Last, and very least: After tragedies like this one, thousands of internet goons inevitably come out of the woodwork to claim that the whole thing was a hoax. They’ve said that it’s not physically possible to reload a semiautomatic rifle as many times as Mateen must’ve done, and that they’re suspicious why there isn’t any cellphone footage. Some conspiracy theorists also insist Mateen was working for the CIA or FBI, since he’d had contact with the agency before.
Can you address those individual questions — are there other, more logical explanations? And can you comment on the “false flag” theory more generally?

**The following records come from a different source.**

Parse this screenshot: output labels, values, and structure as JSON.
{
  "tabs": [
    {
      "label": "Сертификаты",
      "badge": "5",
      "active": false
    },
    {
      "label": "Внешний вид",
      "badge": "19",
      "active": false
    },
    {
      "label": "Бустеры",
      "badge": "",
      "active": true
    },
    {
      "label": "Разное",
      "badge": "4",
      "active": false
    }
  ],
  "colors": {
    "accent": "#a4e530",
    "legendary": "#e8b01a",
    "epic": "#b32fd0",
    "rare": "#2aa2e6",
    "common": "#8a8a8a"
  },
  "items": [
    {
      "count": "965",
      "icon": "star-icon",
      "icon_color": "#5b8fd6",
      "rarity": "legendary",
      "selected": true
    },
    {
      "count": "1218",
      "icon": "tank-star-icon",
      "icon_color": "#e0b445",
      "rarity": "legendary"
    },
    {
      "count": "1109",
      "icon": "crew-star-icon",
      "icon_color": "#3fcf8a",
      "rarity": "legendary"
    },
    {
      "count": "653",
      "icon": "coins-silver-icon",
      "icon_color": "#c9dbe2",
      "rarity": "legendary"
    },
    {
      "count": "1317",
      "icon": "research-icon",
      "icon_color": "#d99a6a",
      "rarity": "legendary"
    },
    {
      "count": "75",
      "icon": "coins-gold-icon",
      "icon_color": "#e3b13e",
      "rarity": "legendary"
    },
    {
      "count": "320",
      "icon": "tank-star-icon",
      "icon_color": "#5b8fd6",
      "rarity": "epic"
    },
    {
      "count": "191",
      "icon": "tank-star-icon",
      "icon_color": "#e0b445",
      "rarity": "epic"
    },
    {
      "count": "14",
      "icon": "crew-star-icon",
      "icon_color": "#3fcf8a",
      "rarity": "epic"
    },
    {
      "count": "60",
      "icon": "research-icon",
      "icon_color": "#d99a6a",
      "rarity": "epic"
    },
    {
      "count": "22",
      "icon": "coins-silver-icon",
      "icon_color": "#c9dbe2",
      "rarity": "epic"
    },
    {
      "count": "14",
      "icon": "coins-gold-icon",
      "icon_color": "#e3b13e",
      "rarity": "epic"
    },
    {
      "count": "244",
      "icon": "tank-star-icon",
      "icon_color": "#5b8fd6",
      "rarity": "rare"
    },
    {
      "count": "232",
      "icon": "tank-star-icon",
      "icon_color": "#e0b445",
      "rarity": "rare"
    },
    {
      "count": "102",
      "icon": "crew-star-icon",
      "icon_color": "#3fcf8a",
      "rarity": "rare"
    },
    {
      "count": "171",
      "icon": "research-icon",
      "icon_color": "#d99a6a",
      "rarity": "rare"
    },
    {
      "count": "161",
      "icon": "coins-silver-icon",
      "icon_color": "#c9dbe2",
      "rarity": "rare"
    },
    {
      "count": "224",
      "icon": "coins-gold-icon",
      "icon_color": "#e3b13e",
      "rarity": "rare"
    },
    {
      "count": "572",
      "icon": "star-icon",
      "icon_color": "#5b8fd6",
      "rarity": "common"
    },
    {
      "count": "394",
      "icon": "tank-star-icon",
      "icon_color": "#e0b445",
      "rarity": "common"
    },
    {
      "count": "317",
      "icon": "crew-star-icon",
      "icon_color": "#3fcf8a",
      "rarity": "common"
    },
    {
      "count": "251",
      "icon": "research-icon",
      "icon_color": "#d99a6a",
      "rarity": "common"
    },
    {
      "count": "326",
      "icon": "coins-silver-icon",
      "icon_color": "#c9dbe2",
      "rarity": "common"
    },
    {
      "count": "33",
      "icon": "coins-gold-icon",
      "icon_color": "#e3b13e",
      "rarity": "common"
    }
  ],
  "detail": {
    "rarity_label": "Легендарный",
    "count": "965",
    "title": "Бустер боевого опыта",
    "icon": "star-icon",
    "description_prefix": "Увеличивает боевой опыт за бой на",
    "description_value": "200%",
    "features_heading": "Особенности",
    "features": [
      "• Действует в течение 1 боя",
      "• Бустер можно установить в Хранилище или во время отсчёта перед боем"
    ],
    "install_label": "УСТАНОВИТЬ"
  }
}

Ingraham: Do we have accurate info on how many rounds were fired, and in how long of a time period? Regardless, the weapon he had used 30-round magazines. It takes just just a few seconds to swap magazines. Manuals for similar weapons state an effective firing rate of 45 rounds per minute, but if he was just spraying around and didn’t care about accuracy, he could have been shooting considerably faster than that - there is allegedly audio of him shooting 24 rounds in 9 seconds.
Zapotosky: There does exist some news footage of the immediate aftermath. I’m no gun expert, but I’m not exactly sure what is meant by it being “physically impossible” to reload a gun more than a certain number of times. Media has interviewed countless law enforcement officials, hospital staffers, witnesses, survivors and victims’ family members. Are they all in on the hoax? Paid actors? That’s absurd.

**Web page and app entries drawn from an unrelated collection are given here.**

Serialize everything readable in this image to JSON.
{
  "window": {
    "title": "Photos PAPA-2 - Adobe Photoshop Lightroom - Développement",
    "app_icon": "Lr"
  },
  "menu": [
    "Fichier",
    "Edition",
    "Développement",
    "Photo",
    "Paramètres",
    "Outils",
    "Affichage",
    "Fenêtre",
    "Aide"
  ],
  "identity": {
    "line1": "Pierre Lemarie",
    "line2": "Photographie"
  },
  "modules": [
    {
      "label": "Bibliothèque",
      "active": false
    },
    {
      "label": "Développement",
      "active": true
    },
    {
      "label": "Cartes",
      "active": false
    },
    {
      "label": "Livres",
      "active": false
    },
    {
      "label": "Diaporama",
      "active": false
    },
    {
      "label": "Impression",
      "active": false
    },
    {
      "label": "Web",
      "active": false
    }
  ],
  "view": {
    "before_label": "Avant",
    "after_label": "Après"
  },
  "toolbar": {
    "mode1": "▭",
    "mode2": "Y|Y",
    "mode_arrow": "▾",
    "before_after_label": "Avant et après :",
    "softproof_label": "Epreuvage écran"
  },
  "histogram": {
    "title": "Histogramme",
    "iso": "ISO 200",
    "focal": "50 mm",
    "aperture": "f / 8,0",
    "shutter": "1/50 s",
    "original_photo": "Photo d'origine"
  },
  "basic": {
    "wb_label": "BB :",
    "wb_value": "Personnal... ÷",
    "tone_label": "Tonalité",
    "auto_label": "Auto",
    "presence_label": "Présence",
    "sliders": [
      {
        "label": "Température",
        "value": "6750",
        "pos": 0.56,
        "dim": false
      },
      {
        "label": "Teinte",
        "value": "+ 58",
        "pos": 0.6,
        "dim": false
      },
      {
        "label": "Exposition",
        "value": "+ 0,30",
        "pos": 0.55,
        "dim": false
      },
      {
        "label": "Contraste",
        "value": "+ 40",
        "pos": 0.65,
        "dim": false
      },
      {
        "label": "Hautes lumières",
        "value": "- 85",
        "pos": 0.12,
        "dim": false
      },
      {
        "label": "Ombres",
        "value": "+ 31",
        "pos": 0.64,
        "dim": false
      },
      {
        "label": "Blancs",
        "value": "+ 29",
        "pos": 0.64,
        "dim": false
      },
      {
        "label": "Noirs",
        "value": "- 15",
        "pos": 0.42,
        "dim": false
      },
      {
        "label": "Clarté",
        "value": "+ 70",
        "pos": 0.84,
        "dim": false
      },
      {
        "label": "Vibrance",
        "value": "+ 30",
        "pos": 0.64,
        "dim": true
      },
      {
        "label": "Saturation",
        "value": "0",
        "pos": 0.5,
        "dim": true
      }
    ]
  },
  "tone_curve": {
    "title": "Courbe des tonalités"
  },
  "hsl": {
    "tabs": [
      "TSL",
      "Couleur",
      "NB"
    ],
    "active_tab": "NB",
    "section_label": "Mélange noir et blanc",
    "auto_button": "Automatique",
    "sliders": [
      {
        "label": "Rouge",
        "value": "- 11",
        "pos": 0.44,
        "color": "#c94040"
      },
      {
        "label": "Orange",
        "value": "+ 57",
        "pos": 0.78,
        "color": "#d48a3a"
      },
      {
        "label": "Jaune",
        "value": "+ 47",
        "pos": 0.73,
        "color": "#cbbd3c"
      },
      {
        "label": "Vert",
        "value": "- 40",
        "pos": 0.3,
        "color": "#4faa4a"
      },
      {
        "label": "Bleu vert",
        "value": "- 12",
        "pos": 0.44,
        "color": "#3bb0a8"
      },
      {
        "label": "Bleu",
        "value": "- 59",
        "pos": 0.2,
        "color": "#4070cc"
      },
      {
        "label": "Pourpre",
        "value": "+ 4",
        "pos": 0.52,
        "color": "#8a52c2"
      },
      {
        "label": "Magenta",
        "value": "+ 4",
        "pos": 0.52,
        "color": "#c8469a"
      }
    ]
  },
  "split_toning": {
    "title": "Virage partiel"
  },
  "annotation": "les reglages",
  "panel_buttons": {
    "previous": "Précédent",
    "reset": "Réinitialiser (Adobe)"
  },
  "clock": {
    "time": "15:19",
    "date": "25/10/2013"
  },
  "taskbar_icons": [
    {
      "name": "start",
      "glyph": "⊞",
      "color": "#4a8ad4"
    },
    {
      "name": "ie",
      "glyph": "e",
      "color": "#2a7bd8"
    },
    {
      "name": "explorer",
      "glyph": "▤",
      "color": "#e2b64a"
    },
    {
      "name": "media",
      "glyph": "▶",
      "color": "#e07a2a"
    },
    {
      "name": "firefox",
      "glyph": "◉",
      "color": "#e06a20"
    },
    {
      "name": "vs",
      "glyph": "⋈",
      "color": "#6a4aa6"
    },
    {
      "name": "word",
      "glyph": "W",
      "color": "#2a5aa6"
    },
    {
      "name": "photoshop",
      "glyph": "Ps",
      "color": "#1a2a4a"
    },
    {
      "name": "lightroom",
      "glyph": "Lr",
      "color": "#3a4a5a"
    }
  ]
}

Berman: Wait, the conspiracy theorists think that Mateen was working for the FBI? So: The FBI wanted him to carry out an attack that would then cast them in a bad light for interviewing him multiple times and failing to stop him ...?
No, the argument is that the FBI recruited him to commit an attack so that President Barack Obama could take everyone’s guns afterward.
Joel Achenbach: Classic false flag operation. (Note: He is being sarcastic.) Has anyone tied the “Voice” shooting to the club shooting to the gator attack?
(Not that we’re aware of, but it’s bound to happen.)